◆ **What the task requires**: An exact reproduction of the records is required, with all pictures omitted.

########

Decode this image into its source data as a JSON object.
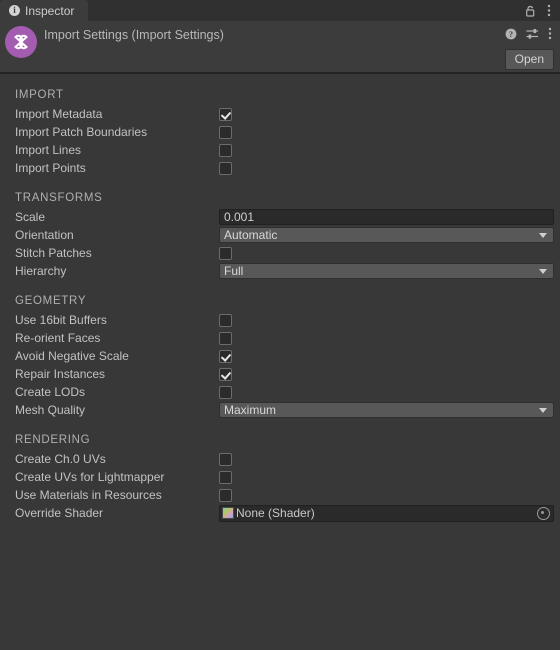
{
  "window": {
    "tab": {
      "label": "Inspector",
      "icon": "info-icon"
    },
    "lock_icon": "lock-icon",
    "menu_icon": "kebab-menu-icon"
  },
  "header": {
    "title": "Import Settings (Import Settings)",
    "icon": "import-settings-asset-icon",
    "help_icon": "help-icon",
    "preset_icon": "preset-settings-icon",
    "menu_icon": "kebab-menu-icon",
    "open_label": "Open"
  },
  "sections": [
    {
      "title": "IMPORT",
      "rows": [
        {
          "label": "Import Metadata",
          "type": "checkbox",
          "value": true
        },
        {
          "label": "Import Patch Boundaries",
          "type": "checkbox",
          "value": false
        },
        {
          "label": "Import Lines",
          "type": "checkbox",
          "value": false
        },
        {
          "label": "Import Points",
          "type": "checkbox",
          "value": false
        }
      ]
    },
    {
      "title": "TRANSFORMS",
      "rows": [
        {
          "label": "Scale",
          "type": "text",
          "value": "0.001"
        },
        {
          "label": "Orientation",
          "type": "dropdown",
          "value": "Automatic"
        },
        {
          "label": "Stitch Patches",
          "type": "checkbox",
          "value": false
        },
        {
          "label": "Hierarchy",
          "type": "dropdown",
          "value": "Full"
        }
      ]
    },
    {
      "title": "GEOMETRY",
      "rows": [
        {
          "label": "Use 16bit Buffers",
          "type": "checkbox",
          "value": false
        },
        {
          "label": "Re-orient Faces",
          "type": "checkbox",
          "value": false
        },
        {
          "label": "Avoid Negative Scale",
          "type": "checkbox",
          "value": true
        },
        {
          "label": "Repair Instances",
          "type": "checkbox",
          "value": true
        },
        {
          "label": "Create LODs",
          "type": "checkbox",
          "value": false
        },
        {
          "label": "Mesh Quality",
          "type": "dropdown",
          "value": "Maximum"
        }
      ]
    },
    {
      "title": "RENDERING",
      "rows": [
        {
          "label": "Create Ch.0 UVs",
          "type": "checkbox",
          "value": false
        },
        {
          "label": "Create UVs for Lightmapper",
          "type": "checkbox",
          "value": false
        },
        {
          "label": "Use Materials in Resources",
          "type": "checkbox",
          "value": false
        },
        {
          "label": "Override Shader",
          "type": "object",
          "value": "None (Shader)"
        }
      ]
    }
  ],
  "colors": {
    "window_bg": "#383838",
    "header_bg": "#3c3c3c",
    "tabbar_bg": "#303030",
    "accent_icon": "#a35cb0",
    "dropdown_bg": "#585858",
    "input_bg": "#2a2a2a"
  }
}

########

◆ **Solution below**:
Decode this image into its source data as a JSON object.
{
  "window": {
    "tab": {
      "label": "Inspector",
      "icon": "info-icon"
    },
    "lock_icon": "lock-icon",
    "menu_icon": "kebab-menu-icon"
  },
  "header": {
    "title": "Import Settings (Import Settings)",
    "icon": "import-settings-asset-icon",
    "help_icon": "help-icon",
    "preset_icon": "preset-settings-icon",
    "menu_icon": "kebab-menu-icon",
    "open_label": "Open"
  },
  "sections": [
    {
      "title": "IMPORT",
      "rows": [
        {
          "label": "Import Metadata",
          "type": "checkbox",
          "value": true
        },
        {
          "label": "Import Patch Boundaries",
          "type": "checkbox",
          "value": false
        },
        {
          "label": "Import Lines",
          "type": "checkbox",
          "value": false
        },
        {
          "label": "Import Points",
          "type": "checkbox",
          "value": false
        }
      ]
    },
    {
      "title": "TRANSFORMS",
      "rows": [
        {
          "label": "Scale",
          "type": "text",
          "value": "0.001"
        },
        {
          "label": "Orientation",
          "type": "dropdown",
          "value": "Automatic"
        },
        {
          "label": "Stitch Patches",
          "type": "checkbox",
          "value": false
        },
        {
          "label": "Hierarchy",
          "type": "dropdown",
          "value": "Full"
        }
      ]
    },
    {
      "title": "GEOMETRY",
      "rows": [
        {
          "label": "Use 16bit Buffers",
          "type": "checkbox",
          "value": false
        },
        {
          "label": "Re-orient Faces",
          "type": "checkbox",
          "value": false
        },
        {
          "label": "Avoid Negative Scale",
          "type": "checkbox",
          "value": true
        },
        {
          "label": "Repair Instances",
          "type": "checkbox",
          "value": true
        },
        {
          "label": "Create LODs",
          "type": "checkbox",
          "value": false
        },
        {
          "label": "Mesh Quality",
          "type": "dropdown",
          "value": "Maximum"
        }
      ]
    },
    {
      "title": "RENDERING",
      "rows": [
        {
          "label": "Create Ch.0 UVs",
          "type": "checkbox",
          "value": false
        },
        {
          "label": "Create UVs for Lightmapper",
          "type": "checkbox",
          "value": false
        },
        {
          "label": "Use Materials in Resources",
          "type": "checkbox",
          "value": false
        },
        {
          "label": "Override Shader",
          "type": "object",
          "value": "None (Shader)"
        }
      ]
    }
  ],
  "colors": {
    "window_bg": "#383838",
    "header_bg": "#3c3c3c",
    "tabbar_bg": "#303030",
    "accent_icon": "#a35cb0",
    "dropdown_bg": "#585858",
    "input_bg": "#2a2a2a"
  }
}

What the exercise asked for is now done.